Task brief
Among the entries, which lines carry the string "features"? Copy every one.

Records for this task

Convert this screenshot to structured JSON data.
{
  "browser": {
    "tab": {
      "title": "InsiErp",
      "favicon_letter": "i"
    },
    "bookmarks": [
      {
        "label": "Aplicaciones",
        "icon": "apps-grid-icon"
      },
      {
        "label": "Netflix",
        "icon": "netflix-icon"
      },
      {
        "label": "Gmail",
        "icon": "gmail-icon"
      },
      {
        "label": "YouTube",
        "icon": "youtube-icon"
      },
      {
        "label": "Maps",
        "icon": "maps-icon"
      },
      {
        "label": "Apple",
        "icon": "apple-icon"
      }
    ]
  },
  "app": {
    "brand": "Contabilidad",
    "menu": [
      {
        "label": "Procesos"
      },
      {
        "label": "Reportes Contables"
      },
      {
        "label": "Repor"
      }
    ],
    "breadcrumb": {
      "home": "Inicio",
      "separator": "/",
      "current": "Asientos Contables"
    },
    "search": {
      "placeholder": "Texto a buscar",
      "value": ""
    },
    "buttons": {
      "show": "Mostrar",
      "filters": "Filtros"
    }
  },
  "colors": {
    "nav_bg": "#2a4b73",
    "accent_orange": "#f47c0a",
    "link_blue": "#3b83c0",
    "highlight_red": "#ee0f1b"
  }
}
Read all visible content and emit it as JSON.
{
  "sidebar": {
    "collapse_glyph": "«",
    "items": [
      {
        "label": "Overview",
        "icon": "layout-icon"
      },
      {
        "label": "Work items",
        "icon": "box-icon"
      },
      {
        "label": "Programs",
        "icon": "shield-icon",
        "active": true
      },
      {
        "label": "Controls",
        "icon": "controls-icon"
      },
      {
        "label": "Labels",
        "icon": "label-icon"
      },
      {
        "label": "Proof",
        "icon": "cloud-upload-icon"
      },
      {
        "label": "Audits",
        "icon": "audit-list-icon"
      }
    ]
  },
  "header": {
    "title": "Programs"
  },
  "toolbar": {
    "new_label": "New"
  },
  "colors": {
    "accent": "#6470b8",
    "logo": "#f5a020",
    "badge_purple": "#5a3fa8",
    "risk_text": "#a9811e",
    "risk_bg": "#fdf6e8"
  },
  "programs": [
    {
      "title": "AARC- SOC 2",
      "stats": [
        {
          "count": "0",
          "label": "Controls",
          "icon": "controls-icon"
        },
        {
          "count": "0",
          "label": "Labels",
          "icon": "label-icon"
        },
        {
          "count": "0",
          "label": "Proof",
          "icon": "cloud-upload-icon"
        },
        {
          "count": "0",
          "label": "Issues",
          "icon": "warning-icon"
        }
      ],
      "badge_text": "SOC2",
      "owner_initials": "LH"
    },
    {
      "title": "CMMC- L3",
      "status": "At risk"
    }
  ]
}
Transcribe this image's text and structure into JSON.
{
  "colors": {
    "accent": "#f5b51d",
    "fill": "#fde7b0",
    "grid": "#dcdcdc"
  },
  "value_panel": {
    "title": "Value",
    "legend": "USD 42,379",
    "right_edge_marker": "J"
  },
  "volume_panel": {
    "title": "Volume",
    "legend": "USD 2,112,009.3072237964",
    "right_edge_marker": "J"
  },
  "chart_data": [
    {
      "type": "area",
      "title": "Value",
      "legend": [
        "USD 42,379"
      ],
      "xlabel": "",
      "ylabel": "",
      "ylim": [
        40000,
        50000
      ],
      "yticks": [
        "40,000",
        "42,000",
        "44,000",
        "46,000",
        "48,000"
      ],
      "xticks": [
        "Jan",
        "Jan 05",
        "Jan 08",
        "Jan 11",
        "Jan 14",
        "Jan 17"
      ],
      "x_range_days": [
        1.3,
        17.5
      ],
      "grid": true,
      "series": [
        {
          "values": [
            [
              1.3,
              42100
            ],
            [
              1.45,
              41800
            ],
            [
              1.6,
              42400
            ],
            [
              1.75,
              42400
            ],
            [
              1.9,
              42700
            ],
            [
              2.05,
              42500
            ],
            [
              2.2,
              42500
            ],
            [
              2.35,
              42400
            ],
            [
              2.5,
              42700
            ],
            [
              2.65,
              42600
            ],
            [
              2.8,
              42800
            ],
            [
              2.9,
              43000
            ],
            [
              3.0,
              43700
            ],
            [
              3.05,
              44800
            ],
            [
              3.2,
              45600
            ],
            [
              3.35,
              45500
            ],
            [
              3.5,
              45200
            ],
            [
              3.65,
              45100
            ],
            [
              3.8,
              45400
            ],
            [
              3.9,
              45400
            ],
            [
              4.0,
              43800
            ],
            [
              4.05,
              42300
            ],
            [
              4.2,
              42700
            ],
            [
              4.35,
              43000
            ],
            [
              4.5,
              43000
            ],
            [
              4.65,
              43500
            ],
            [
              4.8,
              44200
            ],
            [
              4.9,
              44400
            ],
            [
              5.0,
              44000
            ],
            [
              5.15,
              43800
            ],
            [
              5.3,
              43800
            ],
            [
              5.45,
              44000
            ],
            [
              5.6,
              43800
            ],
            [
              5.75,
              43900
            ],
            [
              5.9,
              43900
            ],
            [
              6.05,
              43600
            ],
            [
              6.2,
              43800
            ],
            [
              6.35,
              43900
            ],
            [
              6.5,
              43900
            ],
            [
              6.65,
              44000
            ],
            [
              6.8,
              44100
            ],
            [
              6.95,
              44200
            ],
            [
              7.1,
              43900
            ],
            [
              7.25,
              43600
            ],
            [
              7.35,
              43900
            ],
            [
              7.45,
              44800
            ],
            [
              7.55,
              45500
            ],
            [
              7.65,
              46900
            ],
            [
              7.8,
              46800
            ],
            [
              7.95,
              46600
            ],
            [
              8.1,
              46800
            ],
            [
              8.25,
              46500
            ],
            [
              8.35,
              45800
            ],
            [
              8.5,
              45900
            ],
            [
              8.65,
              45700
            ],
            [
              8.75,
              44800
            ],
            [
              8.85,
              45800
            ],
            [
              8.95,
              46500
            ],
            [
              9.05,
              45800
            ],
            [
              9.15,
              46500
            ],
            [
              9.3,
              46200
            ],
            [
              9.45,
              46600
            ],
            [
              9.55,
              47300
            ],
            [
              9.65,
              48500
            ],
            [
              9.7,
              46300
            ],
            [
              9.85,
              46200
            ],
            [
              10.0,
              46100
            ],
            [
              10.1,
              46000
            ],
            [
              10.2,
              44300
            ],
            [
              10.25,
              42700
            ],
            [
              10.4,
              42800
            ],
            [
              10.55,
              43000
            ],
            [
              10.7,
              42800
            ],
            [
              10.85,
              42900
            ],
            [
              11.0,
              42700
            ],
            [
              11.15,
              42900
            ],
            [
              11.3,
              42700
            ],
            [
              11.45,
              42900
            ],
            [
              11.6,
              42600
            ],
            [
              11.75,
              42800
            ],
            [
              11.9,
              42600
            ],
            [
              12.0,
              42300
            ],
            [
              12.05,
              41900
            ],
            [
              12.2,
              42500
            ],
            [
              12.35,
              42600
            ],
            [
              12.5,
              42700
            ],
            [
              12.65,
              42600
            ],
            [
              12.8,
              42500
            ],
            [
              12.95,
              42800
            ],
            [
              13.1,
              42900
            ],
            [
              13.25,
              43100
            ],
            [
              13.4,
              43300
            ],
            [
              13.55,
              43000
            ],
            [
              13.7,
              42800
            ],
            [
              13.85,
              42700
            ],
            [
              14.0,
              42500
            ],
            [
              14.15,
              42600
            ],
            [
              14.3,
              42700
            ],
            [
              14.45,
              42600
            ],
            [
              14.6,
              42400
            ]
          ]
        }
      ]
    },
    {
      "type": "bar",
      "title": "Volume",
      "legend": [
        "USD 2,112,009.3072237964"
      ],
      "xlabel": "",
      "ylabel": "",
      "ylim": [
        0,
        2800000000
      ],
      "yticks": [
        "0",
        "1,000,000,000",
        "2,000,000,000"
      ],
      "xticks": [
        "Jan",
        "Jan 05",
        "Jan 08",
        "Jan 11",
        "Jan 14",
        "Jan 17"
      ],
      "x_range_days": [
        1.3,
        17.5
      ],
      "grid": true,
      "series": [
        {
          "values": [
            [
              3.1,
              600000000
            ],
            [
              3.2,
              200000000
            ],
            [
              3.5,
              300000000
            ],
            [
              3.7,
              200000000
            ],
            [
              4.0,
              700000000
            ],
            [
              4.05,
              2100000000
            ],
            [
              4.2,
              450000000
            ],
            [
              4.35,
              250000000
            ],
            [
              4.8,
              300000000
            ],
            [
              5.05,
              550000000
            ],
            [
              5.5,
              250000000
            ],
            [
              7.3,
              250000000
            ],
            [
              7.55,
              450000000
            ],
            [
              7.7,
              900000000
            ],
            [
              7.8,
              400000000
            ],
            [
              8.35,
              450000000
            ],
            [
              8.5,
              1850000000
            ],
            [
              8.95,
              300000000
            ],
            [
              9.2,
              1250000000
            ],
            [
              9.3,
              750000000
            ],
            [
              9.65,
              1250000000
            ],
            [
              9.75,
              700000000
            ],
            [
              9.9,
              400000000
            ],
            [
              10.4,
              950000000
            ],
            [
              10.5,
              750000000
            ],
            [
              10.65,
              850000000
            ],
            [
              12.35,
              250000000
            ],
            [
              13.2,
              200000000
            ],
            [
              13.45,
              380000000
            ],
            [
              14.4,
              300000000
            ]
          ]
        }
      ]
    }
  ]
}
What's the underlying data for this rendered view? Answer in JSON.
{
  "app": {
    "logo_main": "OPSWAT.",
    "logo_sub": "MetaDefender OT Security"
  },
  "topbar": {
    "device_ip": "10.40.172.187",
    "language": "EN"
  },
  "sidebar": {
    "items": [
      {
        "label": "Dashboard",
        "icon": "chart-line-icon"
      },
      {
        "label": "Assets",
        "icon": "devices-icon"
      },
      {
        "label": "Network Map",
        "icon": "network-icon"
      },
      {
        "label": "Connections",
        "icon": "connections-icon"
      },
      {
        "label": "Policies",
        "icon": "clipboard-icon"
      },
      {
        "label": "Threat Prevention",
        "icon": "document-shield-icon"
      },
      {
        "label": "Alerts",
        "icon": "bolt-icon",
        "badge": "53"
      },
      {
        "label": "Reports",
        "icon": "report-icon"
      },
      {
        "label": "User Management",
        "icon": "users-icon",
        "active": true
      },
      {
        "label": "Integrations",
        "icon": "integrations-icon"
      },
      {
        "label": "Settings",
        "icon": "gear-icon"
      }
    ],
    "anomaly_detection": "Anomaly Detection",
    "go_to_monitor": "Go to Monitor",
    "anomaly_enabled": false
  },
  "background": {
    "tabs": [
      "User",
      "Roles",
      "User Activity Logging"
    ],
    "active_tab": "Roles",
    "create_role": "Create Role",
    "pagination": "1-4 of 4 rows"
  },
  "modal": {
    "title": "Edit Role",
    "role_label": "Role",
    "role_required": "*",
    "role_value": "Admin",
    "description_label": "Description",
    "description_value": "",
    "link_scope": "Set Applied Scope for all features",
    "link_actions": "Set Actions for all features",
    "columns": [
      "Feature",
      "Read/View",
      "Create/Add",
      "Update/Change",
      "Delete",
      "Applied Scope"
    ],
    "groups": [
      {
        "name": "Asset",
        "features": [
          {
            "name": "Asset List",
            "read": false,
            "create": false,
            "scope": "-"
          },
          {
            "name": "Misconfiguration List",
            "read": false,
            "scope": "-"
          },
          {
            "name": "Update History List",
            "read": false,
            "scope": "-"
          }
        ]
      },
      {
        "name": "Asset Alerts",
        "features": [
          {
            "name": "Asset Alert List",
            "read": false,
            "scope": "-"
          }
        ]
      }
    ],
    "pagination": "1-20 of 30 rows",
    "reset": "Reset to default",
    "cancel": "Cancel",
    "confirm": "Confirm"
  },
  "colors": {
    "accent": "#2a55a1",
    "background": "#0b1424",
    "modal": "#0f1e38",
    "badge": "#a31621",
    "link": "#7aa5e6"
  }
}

Result for this exercise
    "link_scope": "Set Applied Scope for all features",
    "link_actions": "Set Actions for all features",
        "features": [
        "features": [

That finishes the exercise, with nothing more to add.